• _The task_: Go through the data and copy each line where the word "image" shows up.
-- Data for processing follows --
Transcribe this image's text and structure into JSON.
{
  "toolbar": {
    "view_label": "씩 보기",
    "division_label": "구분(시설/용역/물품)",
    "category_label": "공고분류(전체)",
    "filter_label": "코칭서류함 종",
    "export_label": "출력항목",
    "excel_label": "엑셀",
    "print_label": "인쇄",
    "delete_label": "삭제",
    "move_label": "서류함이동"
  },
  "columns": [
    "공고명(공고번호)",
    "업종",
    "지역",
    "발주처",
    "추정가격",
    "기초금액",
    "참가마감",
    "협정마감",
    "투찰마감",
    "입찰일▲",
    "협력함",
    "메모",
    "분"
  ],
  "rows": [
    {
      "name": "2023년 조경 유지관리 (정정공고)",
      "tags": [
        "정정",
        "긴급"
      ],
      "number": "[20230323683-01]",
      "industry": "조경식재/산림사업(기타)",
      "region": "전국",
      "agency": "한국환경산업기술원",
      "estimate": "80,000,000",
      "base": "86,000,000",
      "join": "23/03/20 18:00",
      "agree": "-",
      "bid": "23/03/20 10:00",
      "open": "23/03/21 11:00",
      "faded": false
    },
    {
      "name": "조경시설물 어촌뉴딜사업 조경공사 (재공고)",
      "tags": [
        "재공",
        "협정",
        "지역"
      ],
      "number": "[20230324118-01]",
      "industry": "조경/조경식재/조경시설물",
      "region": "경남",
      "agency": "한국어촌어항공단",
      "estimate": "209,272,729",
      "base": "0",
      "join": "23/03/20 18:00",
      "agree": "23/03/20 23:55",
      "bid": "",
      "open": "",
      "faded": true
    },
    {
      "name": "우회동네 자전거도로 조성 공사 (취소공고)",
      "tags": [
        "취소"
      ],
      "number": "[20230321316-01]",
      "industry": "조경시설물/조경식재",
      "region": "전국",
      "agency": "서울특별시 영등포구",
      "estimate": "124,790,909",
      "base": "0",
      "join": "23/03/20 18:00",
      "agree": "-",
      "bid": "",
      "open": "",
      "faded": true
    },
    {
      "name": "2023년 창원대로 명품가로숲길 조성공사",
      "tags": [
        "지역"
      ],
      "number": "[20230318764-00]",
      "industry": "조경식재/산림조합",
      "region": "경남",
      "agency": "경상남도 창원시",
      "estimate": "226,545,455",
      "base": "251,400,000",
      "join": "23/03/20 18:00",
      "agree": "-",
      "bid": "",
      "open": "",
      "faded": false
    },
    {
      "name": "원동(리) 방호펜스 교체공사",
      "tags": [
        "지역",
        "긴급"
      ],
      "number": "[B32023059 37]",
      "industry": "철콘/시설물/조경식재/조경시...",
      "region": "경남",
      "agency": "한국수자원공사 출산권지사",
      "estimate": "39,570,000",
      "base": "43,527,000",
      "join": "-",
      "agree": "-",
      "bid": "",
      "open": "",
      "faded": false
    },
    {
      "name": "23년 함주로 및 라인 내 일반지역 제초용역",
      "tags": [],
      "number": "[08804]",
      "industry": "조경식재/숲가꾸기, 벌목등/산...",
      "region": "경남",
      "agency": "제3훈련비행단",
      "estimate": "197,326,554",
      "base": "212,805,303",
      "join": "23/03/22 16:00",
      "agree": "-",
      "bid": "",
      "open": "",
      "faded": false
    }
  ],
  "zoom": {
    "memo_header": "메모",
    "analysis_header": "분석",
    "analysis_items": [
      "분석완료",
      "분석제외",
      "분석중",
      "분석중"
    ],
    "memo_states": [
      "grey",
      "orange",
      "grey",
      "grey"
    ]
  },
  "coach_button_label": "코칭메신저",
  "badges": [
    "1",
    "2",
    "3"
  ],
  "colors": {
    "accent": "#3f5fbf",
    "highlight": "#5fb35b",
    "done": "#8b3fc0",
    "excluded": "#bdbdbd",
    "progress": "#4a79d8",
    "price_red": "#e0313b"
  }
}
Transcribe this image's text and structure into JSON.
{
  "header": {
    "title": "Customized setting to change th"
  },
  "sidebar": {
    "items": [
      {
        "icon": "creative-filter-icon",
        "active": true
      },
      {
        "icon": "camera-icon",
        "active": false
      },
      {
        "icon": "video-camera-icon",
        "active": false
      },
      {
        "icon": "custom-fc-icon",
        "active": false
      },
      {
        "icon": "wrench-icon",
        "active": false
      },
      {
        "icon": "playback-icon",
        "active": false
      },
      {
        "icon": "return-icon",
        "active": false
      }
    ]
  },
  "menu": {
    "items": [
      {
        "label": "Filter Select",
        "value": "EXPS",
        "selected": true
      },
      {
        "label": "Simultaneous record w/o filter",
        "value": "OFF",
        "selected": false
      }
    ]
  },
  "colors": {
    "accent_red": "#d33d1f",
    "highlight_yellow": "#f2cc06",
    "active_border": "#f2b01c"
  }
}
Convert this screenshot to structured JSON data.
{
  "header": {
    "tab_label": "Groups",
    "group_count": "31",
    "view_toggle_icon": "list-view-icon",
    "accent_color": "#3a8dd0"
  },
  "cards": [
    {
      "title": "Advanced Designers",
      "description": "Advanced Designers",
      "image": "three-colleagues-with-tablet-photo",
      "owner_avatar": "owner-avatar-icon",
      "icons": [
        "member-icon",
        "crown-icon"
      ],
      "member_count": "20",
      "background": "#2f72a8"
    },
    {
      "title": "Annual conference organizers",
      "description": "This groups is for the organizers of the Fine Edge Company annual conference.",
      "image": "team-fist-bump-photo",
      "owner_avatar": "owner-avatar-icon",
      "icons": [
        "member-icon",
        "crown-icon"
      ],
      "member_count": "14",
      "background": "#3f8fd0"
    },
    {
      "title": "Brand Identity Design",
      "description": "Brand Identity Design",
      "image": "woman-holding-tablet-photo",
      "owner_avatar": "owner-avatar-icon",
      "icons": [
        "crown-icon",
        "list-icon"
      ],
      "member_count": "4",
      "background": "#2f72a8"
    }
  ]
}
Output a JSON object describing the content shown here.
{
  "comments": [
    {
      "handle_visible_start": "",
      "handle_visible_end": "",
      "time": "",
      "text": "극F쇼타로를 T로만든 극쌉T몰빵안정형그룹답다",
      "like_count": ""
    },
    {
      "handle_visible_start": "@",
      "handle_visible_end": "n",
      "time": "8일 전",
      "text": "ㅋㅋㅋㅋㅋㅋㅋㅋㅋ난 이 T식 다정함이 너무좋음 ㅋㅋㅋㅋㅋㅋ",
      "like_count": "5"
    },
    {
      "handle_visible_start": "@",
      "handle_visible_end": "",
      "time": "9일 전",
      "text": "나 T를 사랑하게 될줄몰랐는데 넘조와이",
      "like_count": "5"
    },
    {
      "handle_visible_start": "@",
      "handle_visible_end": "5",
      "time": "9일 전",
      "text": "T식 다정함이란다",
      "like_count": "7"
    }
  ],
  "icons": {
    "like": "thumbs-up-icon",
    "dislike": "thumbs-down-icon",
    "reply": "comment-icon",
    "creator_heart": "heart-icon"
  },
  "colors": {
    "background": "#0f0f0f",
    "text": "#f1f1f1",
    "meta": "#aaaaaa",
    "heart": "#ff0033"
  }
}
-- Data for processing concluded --
• _Task output_:
Transcribe this image's text and structure into JSON.
Transcribe this image's text and structure into JSON.
      "image": "three-colleagues-with-tablet-photo",
      "image": "team-fist-bump-photo",
      "image": "woman-holding-tablet-photo",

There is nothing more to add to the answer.